Assignment =
When counting, include every line of the data that holds "执行这行代码", then state the total alone.

[Records provided Boundary: Start]

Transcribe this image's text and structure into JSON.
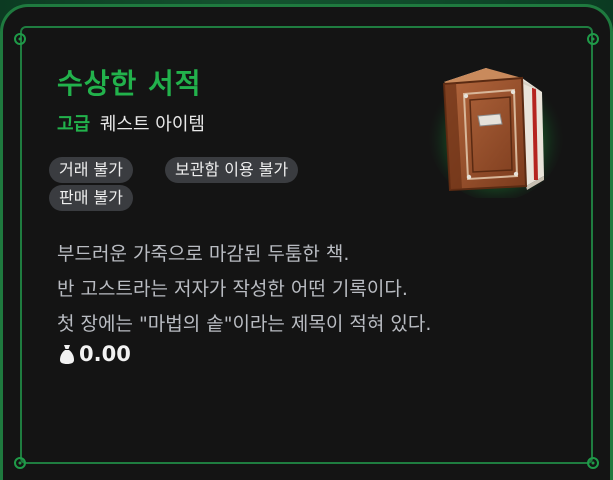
{
  "item": {
    "name": "수상한 서적",
    "grade": "고급",
    "type": "퀘스트 아이템",
    "icon": "leather-book-icon"
  },
  "tags": [
    "거래 불가",
    "보관함 이용 불가",
    "판매 불가"
  ],
  "description": [
    "부드러운 가죽으로 마감된 두툼한 책.",
    "반 고스트라는 저자가 작성한 어떤 기록이다.",
    "첫 장에는 \"마법의 솥\"이라는 제목이 적혀 있다."
  ],
  "price": {
    "icon": "money-bag-icon",
    "value": "0.00"
  },
  "colors": {
    "title": "#22b24c",
    "frame": "#1f7d40",
    "background": "#141414",
    "tag_bg": "#3a3c40",
    "description": "#b9bcc2"
  }
}
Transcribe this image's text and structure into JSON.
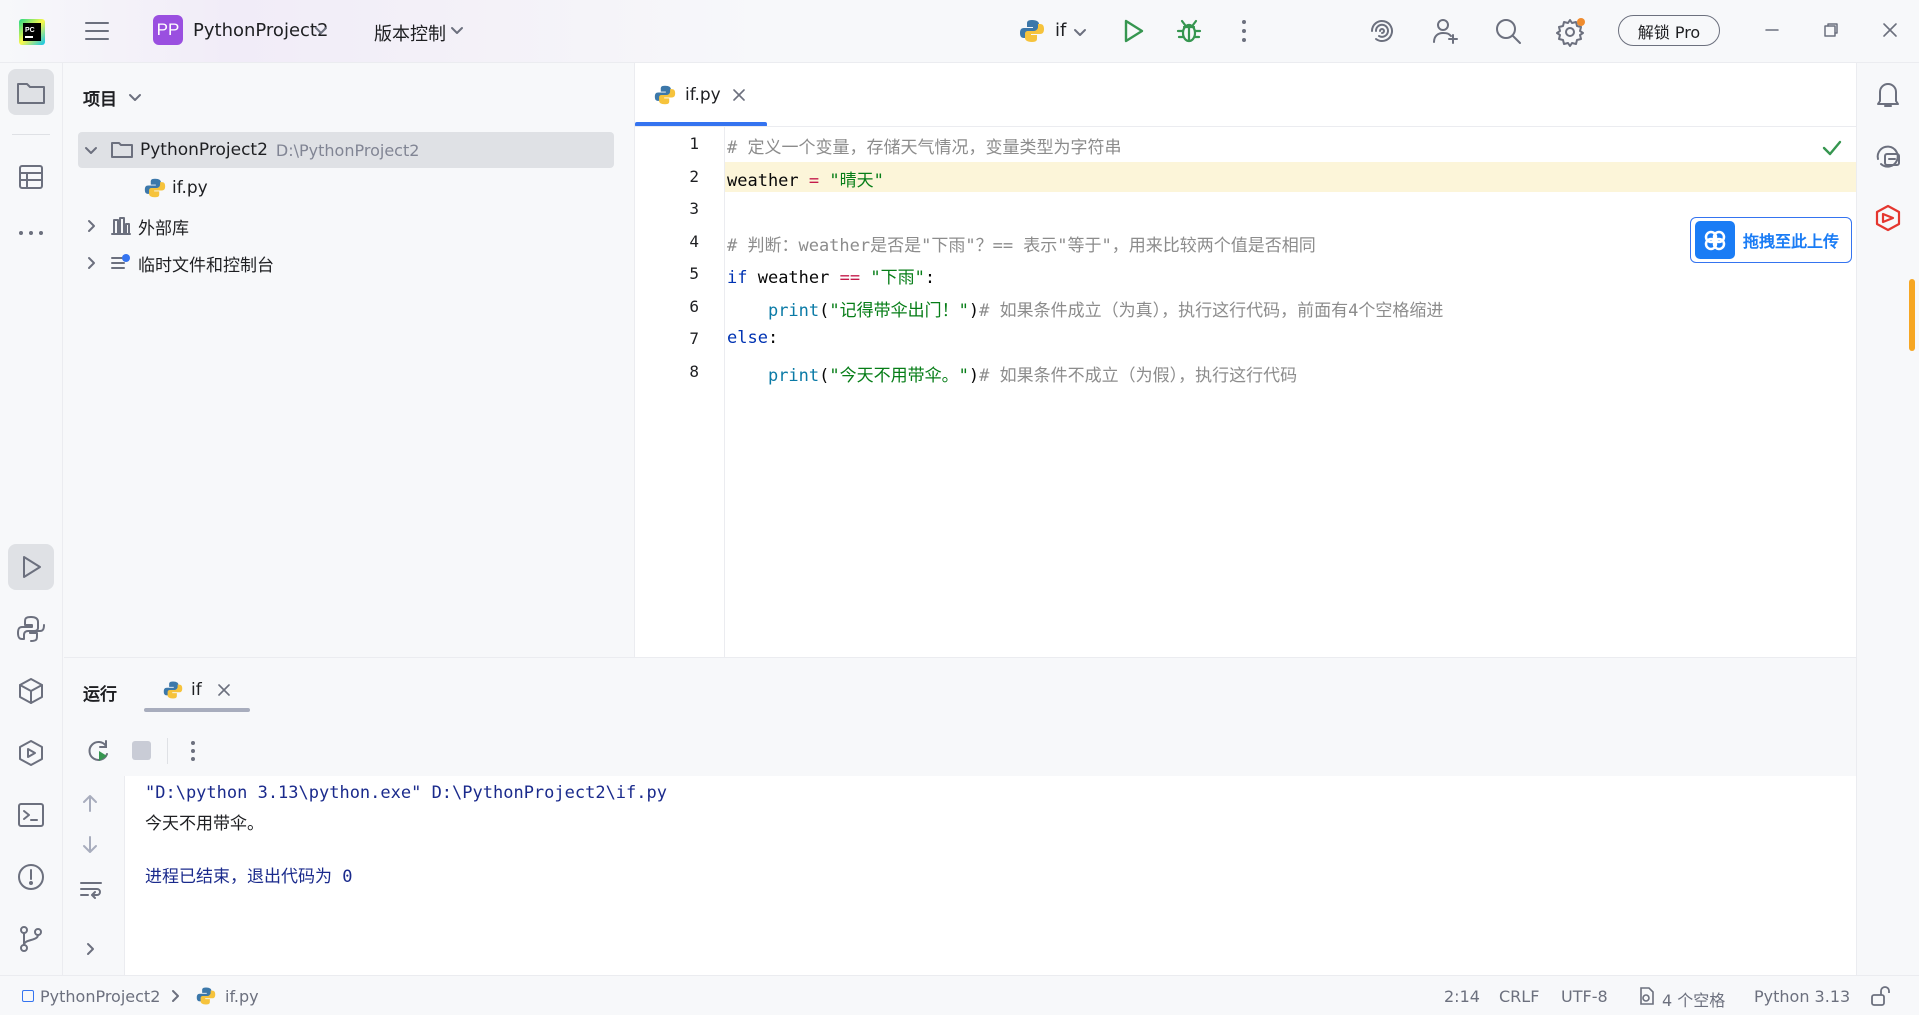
{
  "titlebar": {
    "project_badge": "PP",
    "project_name": "PythonProject2",
    "vcs_label": "版本控制",
    "run_config": "if",
    "unlock_label": "解锁 Pro"
  },
  "project_panel": {
    "title": "项目",
    "root_name": "PythonProject2",
    "root_path": "D:\\PythonProject2",
    "file_name": "if.py",
    "external_libs": "外部库",
    "scratches": "临时文件和控制台"
  },
  "editor": {
    "tab_name": "if.py",
    "upload_label": "拖拽至此上传",
    "line_numbers": [
      "1",
      "2",
      "3",
      "4",
      "5",
      "6",
      "7",
      "8"
    ]
  },
  "code": {
    "l1": "# 定义一个变量，存储天气情况，变量类型为字符串",
    "l2_a": "weather",
    "l2_b": " = ",
    "l2_c": "\"晴天\"",
    "l4_a": "# 判断：weather是否是\"下雨\"？== 表示\"等于\"，用来比较两个值是否相同",
    "l5_a": "if",
    "l5_b": " weather ",
    "l5_c": "==",
    "l5_d": " ",
    "l5_e": "\"下雨\"",
    "l5_f": ":",
    "l6_a": "    ",
    "l6_b": "print",
    "l6_c": "(",
    "l6_d": "\"记得带伞出门！\"",
    "l6_e": ")",
    "l6_f": "# 如果条件成立（为真），执行这行代码，前面有4个空格缩进",
    "l7_a": "else",
    "l7_b": ":",
    "l8_a": "    ",
    "l8_b": "print",
    "l8_c": "(",
    "l8_d": "\"今天不用带伞。\"",
    "l8_e": ")",
    "l8_f": "# 如果条件不成立（为假），执行这行代码"
  },
  "run_panel": {
    "title": "运行",
    "tab_name": "if",
    "console": {
      "cmd": "\"D:\\python 3.13\\python.exe\" D:\\PythonProject2\\if.py",
      "output": "今天不用带伞。",
      "exit": "进程已结束，退出代码为 0"
    }
  },
  "statusbar": {
    "crumb_project": "PythonProject2",
    "crumb_file": "if.py",
    "position": "2:14",
    "line_sep": "CRLF",
    "encoding": "UTF-8",
    "indent": "4 个空格",
    "interpreter": "Python 3.13"
  },
  "colors": {
    "accent": "#3574f0",
    "current_line": "#fcf5d9",
    "badge": "#9a4fe0",
    "run_green": "#369650"
  }
}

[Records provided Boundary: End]

Task result =
2